She said she believed that the tough zero-COVID policy harmed China’s economic development, and the impact had already extended to individuals.
“I can’t just be a well-fed person. I need everything on a higher, spiritual, political level to pursue,” Ms Bai said.
For her and many others, she said Shanghai is only a trigger for leaving, and the high pressure of Chinese society placed a total siege on personal lives.
“It’s impossible to receive a work message from your Australia boss at 2 am,” Wenmiao Xin, a Chinese fashion photographer based in Melbourne, said. She said she was looking for a path to become a permanent resident in Australia.

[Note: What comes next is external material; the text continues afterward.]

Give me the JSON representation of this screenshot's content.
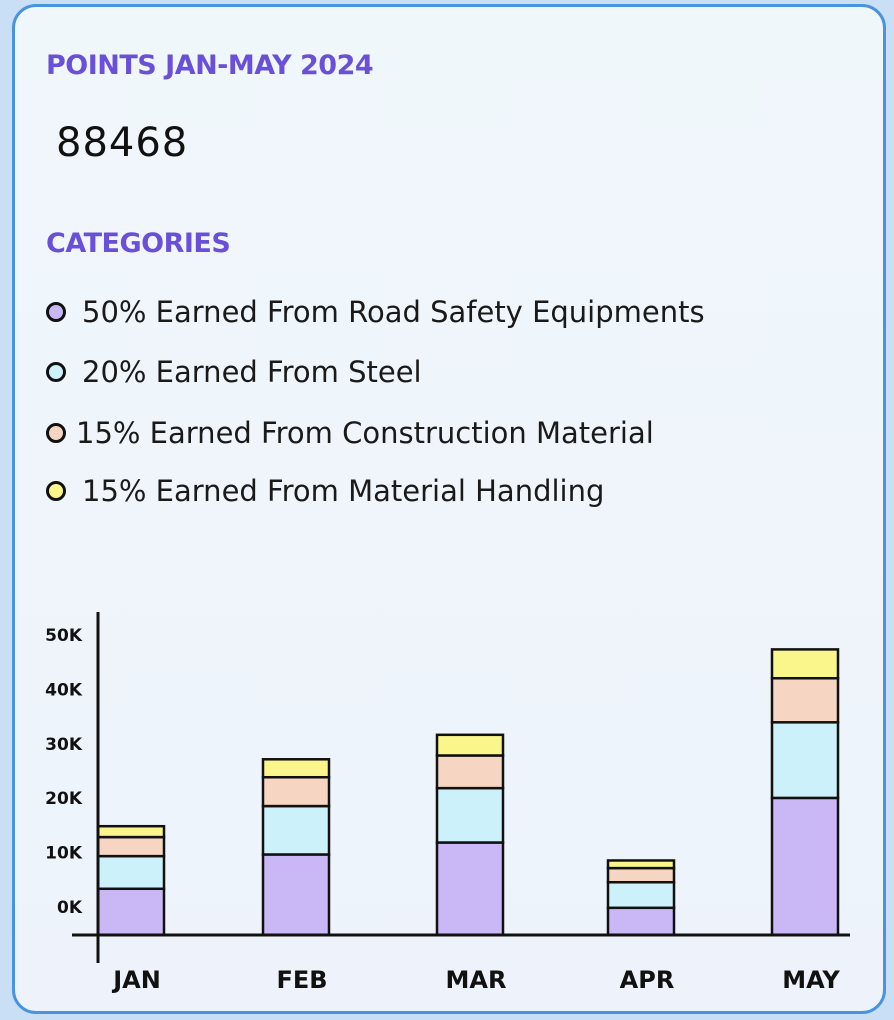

Wenmiao Xin's fashion photography expressed the suppressed environment Chinese women were facing by writing two Chinese characters on models' faces. Source: Wenmiao Xin
She expressed her rejection of the 996 working hour system, which stands for requiring employees to work from 9 am to 9 pm, six days per week, which was the unwritten rule applied in many technology companies in China.
“Involution” was the word mentioned by all the ready-to-run interviewees spoken to by SBS Mandarin.
This was a sociology concept where intense internal competition did not result in productivity or improved innovation. And the opinion of China was troubled with involutional spread on social media, where people discussed faced excessive working hours, unusually high housing prices, workplace sexism, and age discrimination.
Lexi Jia successfully broke through the barriers to leaving Shanghai and arrived in Sydney in April this year. She said she wished to bring her little sister, a year seven girl, to Australia.
“She cannot finish her homework until 11 pm every night and no rest on weekends,” said Ms Jia, a high school teacher in NSW. “I want her to live the way she wants and enjoy her life. I don’t want her to experience the fiercer competition.”
The biggest worry for Ms Bai was uncertainty about China’s entry and exit policy, as well as the migration policy. “Whether it is foreign trade or normal immigration, [the policies] are increasingly strict,” she said.
People who decide to move under the “run” wave will still face difficulties, although Australia’s 2022-23 budget has forecast 30,000 places above 2021-22 planning levels.
Ms Ren said she wasn’t sure how to access permanent residency in Australia after she graduated but that she believed leaving China was the first and the correct move.
*Name changed to protect the person’s identity.